Broker Check

The Bear Returns

May 19, 2022

BLOG: The Bear Returns     

This week, the Bear made his appearance on Wall Street.  A Bear Market is typically when the market retreats 20% from its high point.  The Nasdaq has already fallen by more than that, and the Dow Jones and S&P 500, as of this writing were poised to do the same.  For long term investors, this has always been a normal function of the markets.

The primary function of financial journalism, however, seems to be terrifying us out of ever achieving our financial goals by shrieking about the market’s volatility. We’ve been reminded of this almost hourly as the S&P 500 approaches “official bear market territory.”  The one item they usually leave out is that this is a routine part of long-term investing.

Every market decline of this magnitude has its own unique precipitating causes, and the current episode is a response to two issues: severe inflation, and the extent to which the economy might be driven into recession by the Federal Reserve’s somewhat belated efforts to root that inflation out. (Russia’s war on Ukraine, supply chain issues and such are surely contributing to the angst, but recession vs. inflation is the main event, in my judgment).

Taking a different look at it (and the correct look at it, in my opinion) is that this is necessary and good for the long-term investor.  Let me explain.

From March 2009 (when the equity market bottomed at the end of the Global Financial Crisis) through the end of 2021, the S&P 500 produced an average annual compound return of 17.5%. Indeed, over those last three calendar years (2019 – 2021), despite a hundred-year global health crisis that carried off millions of people worldwide, the Index compounded at 24% per year. This was one of the greatest runs of all time.

But it’s evident that some part of that extraordinary rise in equity values was due to excessive monetary stimulation by the Fed.  Translation:  The steep rise was unsustainable, and we are having to give some of that gain back as the Fed moves to bring the resultant inflation under control.

We should, I believe, want them to do this, even if it means the economy slows. In the long run, the cure (possible recession) is not more painful than the disease (inflation).  As I mentioned here, this situation is eerily similar to the economy of the late 70s/early 80s when inflation was much worse.  Back then, once they tamed inflation, we experienced the longest Bull Market of all time from 1982-2000.

Let me be clear about the most important takeaway from all this: for long-term investors, capitulation to a bear market by selling out has often proven to be a tragedy from which their retirement plans may never recover.
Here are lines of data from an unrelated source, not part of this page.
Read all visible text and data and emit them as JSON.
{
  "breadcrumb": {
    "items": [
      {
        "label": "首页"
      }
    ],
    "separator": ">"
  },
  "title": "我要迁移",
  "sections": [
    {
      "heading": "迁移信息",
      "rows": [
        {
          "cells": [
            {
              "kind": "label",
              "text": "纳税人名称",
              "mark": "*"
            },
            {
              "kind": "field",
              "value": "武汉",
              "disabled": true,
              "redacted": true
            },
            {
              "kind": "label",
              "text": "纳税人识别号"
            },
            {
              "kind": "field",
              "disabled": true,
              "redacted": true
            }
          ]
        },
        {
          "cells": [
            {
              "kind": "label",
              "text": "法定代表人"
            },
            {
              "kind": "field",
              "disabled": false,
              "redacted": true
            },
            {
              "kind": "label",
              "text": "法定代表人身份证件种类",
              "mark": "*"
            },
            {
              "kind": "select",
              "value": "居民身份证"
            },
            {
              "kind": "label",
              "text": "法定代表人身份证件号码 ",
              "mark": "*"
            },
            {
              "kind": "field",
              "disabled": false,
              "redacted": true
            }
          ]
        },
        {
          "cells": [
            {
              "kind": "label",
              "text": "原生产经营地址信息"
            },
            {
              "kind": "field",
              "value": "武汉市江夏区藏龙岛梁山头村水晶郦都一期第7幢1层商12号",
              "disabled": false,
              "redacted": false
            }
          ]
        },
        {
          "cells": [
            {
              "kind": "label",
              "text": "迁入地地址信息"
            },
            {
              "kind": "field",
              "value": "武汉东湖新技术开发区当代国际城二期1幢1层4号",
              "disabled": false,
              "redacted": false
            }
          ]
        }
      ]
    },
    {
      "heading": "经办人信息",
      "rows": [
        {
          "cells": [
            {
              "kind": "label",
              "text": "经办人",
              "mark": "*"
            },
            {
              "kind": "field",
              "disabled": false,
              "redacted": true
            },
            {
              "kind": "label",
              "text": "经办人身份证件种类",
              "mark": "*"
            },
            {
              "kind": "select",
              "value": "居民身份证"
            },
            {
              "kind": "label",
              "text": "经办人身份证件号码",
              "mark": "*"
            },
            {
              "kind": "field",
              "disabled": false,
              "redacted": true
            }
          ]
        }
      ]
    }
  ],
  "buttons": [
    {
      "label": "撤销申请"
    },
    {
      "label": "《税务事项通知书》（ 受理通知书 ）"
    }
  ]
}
Our investment policy is founded on acceptance of the idea that the only way to be reasonably assured of meeting our long-term goals is to ride out the occasional declines on the market, even when they seem like they’ll never end.  
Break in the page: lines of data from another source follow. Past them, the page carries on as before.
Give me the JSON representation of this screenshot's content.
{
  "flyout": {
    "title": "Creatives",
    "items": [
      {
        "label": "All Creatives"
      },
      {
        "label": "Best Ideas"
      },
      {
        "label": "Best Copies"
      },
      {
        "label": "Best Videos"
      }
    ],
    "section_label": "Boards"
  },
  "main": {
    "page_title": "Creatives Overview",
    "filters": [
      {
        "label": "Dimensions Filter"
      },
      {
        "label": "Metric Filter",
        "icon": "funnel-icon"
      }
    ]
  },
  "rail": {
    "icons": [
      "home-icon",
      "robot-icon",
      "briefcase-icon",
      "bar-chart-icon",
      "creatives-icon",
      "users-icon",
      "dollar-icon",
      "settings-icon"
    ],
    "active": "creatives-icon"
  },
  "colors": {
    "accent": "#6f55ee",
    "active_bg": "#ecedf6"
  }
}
My mission continues: not to insulate you from short- to intermediate-term volatility, but to minimize your long-term regret – the regret that has always followed a fear-driven exit when equities resume their long-term advance.  As they always have.

I continue to counsel staying the course. I’m always here to talk this through with you.




The opinions voiced in this material are for general information only and are not intended to provide specific advice or recommendations for any individual. All performance referenced is historical and is no guarantee of future results. All indices are unmanaged and may not be invested into directly.  

Economic forecasts set forth may not develop as predicted and there can be no guarantee that strategies promoted will be successful.

Investing includes risks, including fluctuating prices and loss of principal.

References to the S&P 500 Index are for illustration purposes only.  You cannot invest directly in an index.